Historically, academic projects have been shielded from commercial pressures, in part by funders, but mainly because their economic environment operated independently from other areas of commerce. This separation between the “academic” and “commercial” economies is no longer meaningful. The project leaders that are most likely to succeed in today’s digital environment are those who can operate successfully under the pressures of competition and accountability, and in the messiness of innovation and continual reinvention.
6. Flexibility, nimbleness, and responsiveness are key. OARs need to develop the capability for rapid cycles of experimentation (“fail early and often”), rather than spending years attempting to build the optimal resource in isolation from the market. Unfortunately, many OARs are structurally set up to do the latter – their grants commit them to promised courses of action for several years and tie them to specific deliverables. Leaders of online academic resources may not realize that many funders would prefer nimbleness if it means that the OARs will have a greater impact. Funders, for their part, must recognize that multi-year plans need to be highly flexible to allow for adaptation to new developments in technology and the marketplace.
7. Dedicated and fully accountable leadership is essential. Running a start-up – and developing an online academic resource is running a start-up – is a full-time job requiring full-time leadership.

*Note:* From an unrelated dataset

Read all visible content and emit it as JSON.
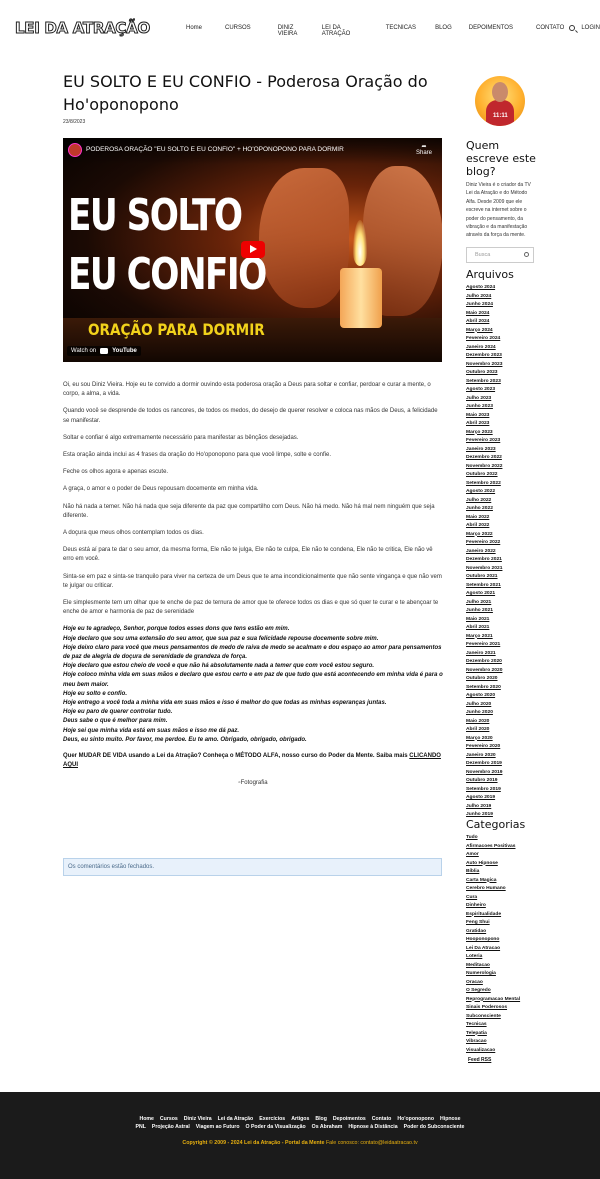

The “principal investigator” model, in which an individual divides her time among a variety of research grants, teaching assignments, and other responsibilities, is not conducive to entrepreneurial success. New initiatives aiming for sustainability require fully dedicated, fully invested, and intensely focused leadership. If a principal investigator cannot provide it, he or she will have to retain a very capable person who can.
If new digital academic resources are going to survive in the increasingly competitive online environment, the academy needs a better understanding of the challenges of managing what are essentially digital publishing enterprises. Leaders and supporters of these projects must orient themselves to an entrepreneurial mindset and embrace principles of effective management. If they are unable to do that, important resources serving smaller scholarly disciplines will disappear, leaving only those projects that are commercially viable.
Kevin M. Guthrie is president of Ithaka, a nonprofit organization with a mission to accelerate the productive uses of information technologies for higher education. From 1995 to 2003, he was the founding president of JSTOR.